### Task prompt
Report every line of the records below that includes the string "from".

Interface dataset entries
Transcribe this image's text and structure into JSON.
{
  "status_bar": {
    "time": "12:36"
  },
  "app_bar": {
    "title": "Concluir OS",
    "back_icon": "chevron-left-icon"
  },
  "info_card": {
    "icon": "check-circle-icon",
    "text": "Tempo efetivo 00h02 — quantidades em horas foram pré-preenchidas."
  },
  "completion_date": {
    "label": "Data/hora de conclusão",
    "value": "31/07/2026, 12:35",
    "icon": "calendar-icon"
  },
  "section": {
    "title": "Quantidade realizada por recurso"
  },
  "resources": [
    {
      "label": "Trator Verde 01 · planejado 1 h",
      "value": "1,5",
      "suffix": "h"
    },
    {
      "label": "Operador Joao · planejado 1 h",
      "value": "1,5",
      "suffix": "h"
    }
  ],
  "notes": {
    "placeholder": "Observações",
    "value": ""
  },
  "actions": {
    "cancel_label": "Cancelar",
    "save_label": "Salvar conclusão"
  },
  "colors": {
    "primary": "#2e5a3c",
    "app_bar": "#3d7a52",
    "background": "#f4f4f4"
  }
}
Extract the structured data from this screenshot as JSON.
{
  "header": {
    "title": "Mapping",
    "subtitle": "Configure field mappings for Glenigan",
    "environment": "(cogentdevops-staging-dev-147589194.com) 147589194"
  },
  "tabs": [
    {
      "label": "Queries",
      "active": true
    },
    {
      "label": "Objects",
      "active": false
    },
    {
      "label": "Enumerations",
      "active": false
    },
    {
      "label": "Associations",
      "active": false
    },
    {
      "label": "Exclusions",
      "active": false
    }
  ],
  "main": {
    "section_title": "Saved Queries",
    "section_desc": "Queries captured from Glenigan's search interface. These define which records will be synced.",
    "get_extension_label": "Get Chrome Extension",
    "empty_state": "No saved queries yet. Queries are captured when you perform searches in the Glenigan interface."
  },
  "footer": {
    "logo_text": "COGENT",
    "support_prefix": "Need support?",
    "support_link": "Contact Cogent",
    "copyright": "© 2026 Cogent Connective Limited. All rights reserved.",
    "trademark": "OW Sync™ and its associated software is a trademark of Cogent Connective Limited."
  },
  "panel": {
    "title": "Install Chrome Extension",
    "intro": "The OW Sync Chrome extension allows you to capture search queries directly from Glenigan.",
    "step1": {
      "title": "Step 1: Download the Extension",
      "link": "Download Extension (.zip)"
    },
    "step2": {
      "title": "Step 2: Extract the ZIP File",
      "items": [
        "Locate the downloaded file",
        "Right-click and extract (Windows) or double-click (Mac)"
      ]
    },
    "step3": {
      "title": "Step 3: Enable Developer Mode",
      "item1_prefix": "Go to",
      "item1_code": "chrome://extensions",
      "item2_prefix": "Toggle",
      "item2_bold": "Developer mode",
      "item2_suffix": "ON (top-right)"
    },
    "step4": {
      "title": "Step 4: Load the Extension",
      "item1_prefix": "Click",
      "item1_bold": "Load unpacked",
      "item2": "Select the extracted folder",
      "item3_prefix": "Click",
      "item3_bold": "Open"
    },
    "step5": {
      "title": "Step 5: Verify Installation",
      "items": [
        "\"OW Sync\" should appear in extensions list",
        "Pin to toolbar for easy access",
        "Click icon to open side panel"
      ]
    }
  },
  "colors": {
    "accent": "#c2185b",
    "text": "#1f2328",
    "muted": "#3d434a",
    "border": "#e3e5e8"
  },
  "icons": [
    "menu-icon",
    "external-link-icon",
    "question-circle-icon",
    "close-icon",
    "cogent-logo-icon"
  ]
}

### Exercise output
Extract the structured data from this screenshot as JSON.
    "section_desc": "Queries captured from Glenigan's search interface. These define which records will be synced.",
    "intro": "The OW Sync Chrome extension allows you to capture search queries directly from Glenigan.",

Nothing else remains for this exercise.